((
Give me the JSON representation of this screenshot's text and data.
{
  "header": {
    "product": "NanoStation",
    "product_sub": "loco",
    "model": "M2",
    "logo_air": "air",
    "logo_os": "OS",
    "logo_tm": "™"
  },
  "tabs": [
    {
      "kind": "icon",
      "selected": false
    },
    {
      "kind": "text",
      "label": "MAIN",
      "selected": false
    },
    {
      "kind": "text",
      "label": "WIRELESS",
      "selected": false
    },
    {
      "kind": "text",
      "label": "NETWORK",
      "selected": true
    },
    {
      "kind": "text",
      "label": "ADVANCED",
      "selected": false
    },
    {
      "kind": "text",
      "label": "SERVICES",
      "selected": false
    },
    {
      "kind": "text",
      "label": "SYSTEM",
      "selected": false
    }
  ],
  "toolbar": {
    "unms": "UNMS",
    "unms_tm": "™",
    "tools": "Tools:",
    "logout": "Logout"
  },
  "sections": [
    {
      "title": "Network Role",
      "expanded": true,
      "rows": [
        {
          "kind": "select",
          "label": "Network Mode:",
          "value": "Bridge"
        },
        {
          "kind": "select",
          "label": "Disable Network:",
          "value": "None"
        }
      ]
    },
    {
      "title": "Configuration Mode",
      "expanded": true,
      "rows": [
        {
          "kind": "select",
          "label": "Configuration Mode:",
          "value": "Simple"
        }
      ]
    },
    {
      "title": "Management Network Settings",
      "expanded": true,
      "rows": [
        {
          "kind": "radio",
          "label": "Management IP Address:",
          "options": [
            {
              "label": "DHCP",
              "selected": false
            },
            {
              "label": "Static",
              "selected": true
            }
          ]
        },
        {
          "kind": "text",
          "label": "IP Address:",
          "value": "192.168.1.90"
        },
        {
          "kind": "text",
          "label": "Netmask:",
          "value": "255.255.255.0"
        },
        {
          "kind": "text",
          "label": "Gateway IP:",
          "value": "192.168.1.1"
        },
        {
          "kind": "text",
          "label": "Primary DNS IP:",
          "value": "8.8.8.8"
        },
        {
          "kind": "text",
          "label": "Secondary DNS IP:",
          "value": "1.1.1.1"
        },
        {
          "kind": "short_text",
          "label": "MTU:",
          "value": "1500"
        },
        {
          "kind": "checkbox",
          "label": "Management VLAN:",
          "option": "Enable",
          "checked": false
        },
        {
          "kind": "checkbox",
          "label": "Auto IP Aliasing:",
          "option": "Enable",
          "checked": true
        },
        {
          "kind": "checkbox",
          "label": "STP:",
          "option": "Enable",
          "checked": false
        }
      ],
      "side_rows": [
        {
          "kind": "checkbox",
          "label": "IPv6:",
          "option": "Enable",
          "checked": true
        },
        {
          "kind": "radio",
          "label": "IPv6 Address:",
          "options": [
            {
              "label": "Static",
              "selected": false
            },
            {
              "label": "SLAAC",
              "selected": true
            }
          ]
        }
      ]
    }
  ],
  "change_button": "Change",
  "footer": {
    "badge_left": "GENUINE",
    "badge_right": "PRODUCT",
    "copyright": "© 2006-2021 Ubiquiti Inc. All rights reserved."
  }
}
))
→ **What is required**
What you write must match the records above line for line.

→ **Response to the exercise**
Give me the JSON representation of this screenshot's text and data.
{
  "header": {
    "product": "NanoStation",
    "product_sub": "loco",
    "model": "M2",
    "logo_air": "air",
    "logo_os": "OS",
    "logo_tm": "™"
  },
  "tabs": [
    {
      "kind": "icon",
      "selected": false
    },
    {
      "kind": "text",
      "label": "MAIN",
      "selected": false
    },
    {
      "kind": "text",
      "label": "WIRELESS",
      "selected": false
    },
    {
      "kind": "text",
      "label": "NETWORK",
      "selected": true
    },
    {
      "kind": "text",
      "label": "ADVANCED",
      "selected": false
    },
    {
      "kind": "text",
      "label": "SERVICES",
      "selected": false
    },
    {
      "kind": "text",
      "label": "SYSTEM",
      "selected": false
    }
  ],
  "toolbar": {
    "unms": "UNMS",
    "unms_tm": "™",
    "tools": "Tools:",
    "logout": "Logout"
  },
  "sections": [
    {
      "title": "Network Role",
      "expanded": true,
      "rows": [
        {
          "kind": "select",
          "label": "Network Mode:",
          "value": "Bridge"
        },
        {
          "kind": "select",
          "label": "Disable Network:",
          "value": "None"
        }
      ]
    },
    {
      "title": "Configuration Mode",
      "expanded": true,
      "rows": [
        {
          "kind": "select",
          "label": "Configuration Mode:",
          "value": "Simple"
        }
      ]
    },
    {
      "title": "Management Network Settings",
      "expanded": true,
      "rows": [
        {
          "kind": "radio",
          "label": "Management IP Address:",
          "options": [
            {
              "label": "DHCP",
              "selected": false
            },
            {
              "label": "Static",
              "selected": true
            }
          ]
        },
        {
          "kind": "text",
          "label": "IP Address:",
          "value": "192.168.1.90"
        },
        {
          "kind": "text",
          "label": "Netmask:",
          "value": "255.255.255.0"
        },
        {
          "kind": "text",
          "label": "Gateway IP:",
          "value": "192.168.1.1"
        },
        {
          "kind": "text",
          "label": "Primary DNS IP:",
          "value": "8.8.8.8"
        },
        {
          "kind": "text",
          "label": "Secondary DNS IP:",
          "value": "1.1.1.1"
        },
        {
          "kind": "short_text",
          "label": "MTU:",
          "value": "1500"
        },
        {
          "kind": "checkbox",
          "label": "Management VLAN:",
          "option": "Enable",
          "checked": false
        },
        {
          "kind": "checkbox",
          "label": "Auto IP Aliasing:",
          "option": "Enable",
          "checked": true
        },
        {
          "kind": "checkbox",
          "label": "STP:",
          "option": "Enable",
          "checked": false
        }
      ],
      "side_rows": [
        {
          "kind": "checkbox",
          "label": "IPv6:",
          "option": "Enable",
          "checked": true
        },
        {
          "kind": "radio",
          "label": "IPv6 Address:",
          "options": [
            {
              "label": "Static",
              "selected": false
            },
            {
              "label": "SLAAC",
              "selected": true
            }
          ]
        }
      ]
    }
  ],
  "change_button": "Change",
  "footer": {
    "badge_left": "GENUINE",
    "badge_right": "PRODUCT",
    "copyright": "© 2006-2021 Ubiquiti Inc. All rights reserved."
  }
}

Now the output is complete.